So I’m not doing the same thing this year.
I decided instead to show you our everyday “celebration” of children’s books. We’re not really doing anything special this week, but here’s a look at what reading looks like in our house in the day to day.
My kiddos are 1 and 4 and at different stages of, well, everything. Including reading. So let’s take an unedited look at what reading with a toddler looks like, okay? Particularly, a 17 month old boy toddler.
Little brother has to do everything big sister does. If she’s going to sit on the couch, so should he. She was flipping through this animal book (which is really a spoof on parenting for parents, but it was on the shelf and she pulled it off…might be good she can’t read the words yet). He went to the book shelf, selected his own book, and climbed up on the couch to read with her. Cute, right? But don’t let me fool you. This image is snapped on my phone, which happened to be nearby. There’s no time to run upstairs to get the camera, because this calm, serene scene quickly turns into this:
And shortly after that, he was turning flips on the couch.
Who says reading isn’t an olympic sport?
What’s that? You’d like an audio version?
Fortunately for you, I have that also:
There are a few of those sweet mother-son moments, too:
There you have it. Today I’m celebrating reading in its most active of forms: somersaults, roars, grunts, and giggles included.
I feel like I need to tap the virtual microphone to see if anyone is still here…
This has been one of those weeks where I get to Friday and wonder just how that happened. Family visiting from out of town, and teething toddler, and regrouping from a weekend away, and prep for a little Mother’s Day celebration on Saturday, and well, no blogging.
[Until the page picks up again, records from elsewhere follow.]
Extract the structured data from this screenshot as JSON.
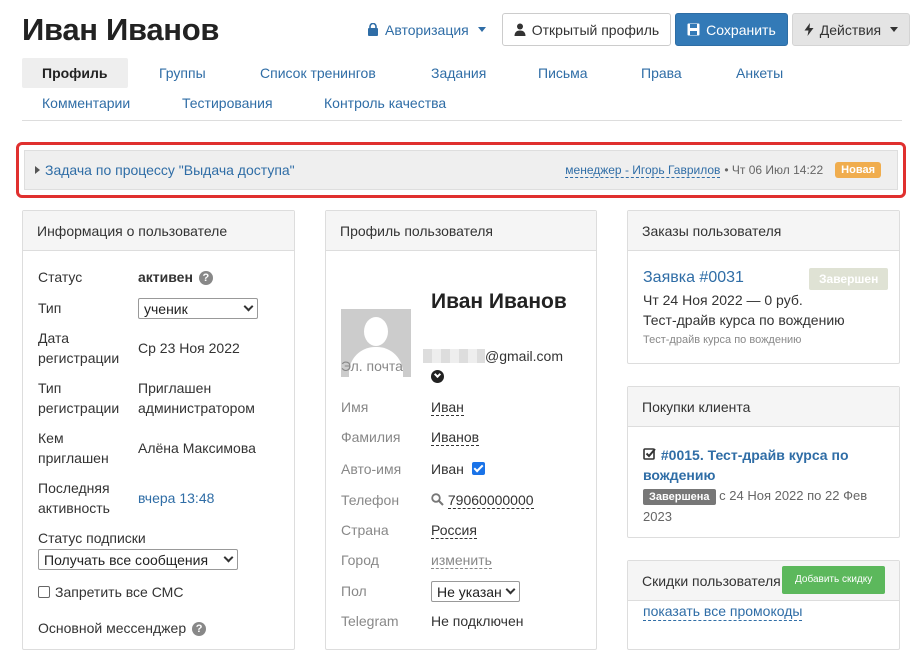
{
  "header": {
    "title": "Иван Иванов",
    "auth_label": "Авторизация",
    "open_profile_label": "Открытый профиль",
    "save_label": "Сохранить",
    "actions_label": "Действия"
  },
  "tabs": [
    {
      "label": "Профиль",
      "active": true
    },
    {
      "label": "Группы"
    },
    {
      "label": "Список тренингов"
    },
    {
      "label": "Задания"
    },
    {
      "label": "Письма"
    },
    {
      "label": "Права"
    },
    {
      "label": "Анкеты"
    },
    {
      "label": "Комментарии"
    },
    {
      "label": "Тестирования"
    },
    {
      "label": "Контроль качества"
    }
  ],
  "task": {
    "title": "Задача по процессу \"Выдача доступа\"",
    "manager": "менеджер - Игорь Гаврилов",
    "date": "Чт 06 Июл 14:22",
    "badge": "Новая"
  },
  "user_info": {
    "heading": "Информация о пользователе",
    "status_label": "Статус",
    "status_value": "активен",
    "type_label": "Тип",
    "type_value": "ученик",
    "regdate_label_1": "Дата",
    "regdate_label_2": "регистрации",
    "regdate_value": "Ср 23 Ноя 2022",
    "regtype_label_1": "Тип",
    "regtype_label_2": "регистрации",
    "regtype_value_1": "Приглашен",
    "regtype_value_2": "администратором",
    "invited_label_1": "Кем",
    "invited_label_2": "приглашен",
    "invited_value": "Алёна Максимова",
    "activity_label_1": "Последняя",
    "activity_label_2": "активность",
    "activity_value": "вчера 13:48",
    "subscription_label": "Статус подписки",
    "subscription_value": "Получать все сообщения",
    "sms_label": "Запретить все СМС",
    "messenger_label": "Основной мессенджер"
  },
  "profile": {
    "heading": "Профиль пользователя",
    "name": "Иван Иванов",
    "email_label": "Эл. почта",
    "email_suffix": "@gmail.com",
    "firstname_label": "Имя",
    "firstname_value": "Иван",
    "lastname_label": "Фамилия",
    "lastname_value": "Иванов",
    "autoname_label": "Авто-имя",
    "autoname_value": "Иван",
    "phone_label": "Телефон",
    "phone_value": "79060000000",
    "country_label": "Страна",
    "country_value": "Россия",
    "city_label": "Город",
    "city_value": "изменить",
    "gender_label": "Пол",
    "gender_value": "Не указан",
    "telegram_label": "Telegram",
    "telegram_value": "Не подключен"
  },
  "orders": {
    "heading": "Заказы пользователя",
    "title": "Заявка #0031",
    "badge": "Завершен",
    "date_line": "Чт 24 Ноя 2022 — 0 руб.",
    "course": "Тест-драйв курса по вождению",
    "course_small": "Тест-драйв курса по вождению"
  },
  "purchases": {
    "heading": "Покупки клиента",
    "title_1": "#0015. Тест-драйв курса по",
    "title_2": "вождению",
    "badge": "Завершена",
    "period_1": "с 24 Ноя 2022 по 22 Фев",
    "period_2": "2023"
  },
  "discounts": {
    "heading": "Скидки пользователя",
    "add_label": "Добавить скидку",
    "promo_link": "показать все промокоды"
  },
  "colors": {
    "accent": "#337ab7",
    "link": "#2f6da6",
    "task_border": "#e0302f",
    "badge_new": "#f0ad4e",
    "green": "#5cb85c"
  }
}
C’est la vie.
So here’s a quick rundown of what we’ve been reading this week. We’re obviously on an Elephant & Piggie kick, but we’ve also been doing some rereading of older favorites, like Extra Yarn, and 10 Little Rubber Ducks
I also received this book in the mail on Monday and am just waiting for a few quiet moments (tonight?!) to dive in:
Happy Mother’s Day to me!
And happy weekend to you!
Time is short, and it looks like my youngest took a 20 minute power nap today, so just a real quick check in to say:
Not much reading or writing going on around here this week
Instead, there’s alot of this:
Which tonight I will turn into this:
You know, except with a bunch of 4 year olds. So maybe not exactly like that.
But it’s Kevin Bacon.
And you’re smiling now, right?
Have a wonderful weekend, friends!
Some little girl has a birthday party this Saturday, and family coming into town. So you can guess what I’m doing in my free time this week.
Nevertheless, we brought home a library haul last week that has had me so excited because so many of the titles were ones I had wanted to read for awhile. We’ve been enjoying our bedtime storytime this week, and I wanted to make sure to share these titles with you. Add any of them to your library list. They’re all wonderful.
Though if I have to pick, I think Plant a Kiss was my favorite this week. The illustrations and text in that book just work perfectly together. It’s close, though. It was a good reading week.
(click on any image for more detail, including the It’s Monday! logo above for more book lists)
That’s our week! Happy Monday, friends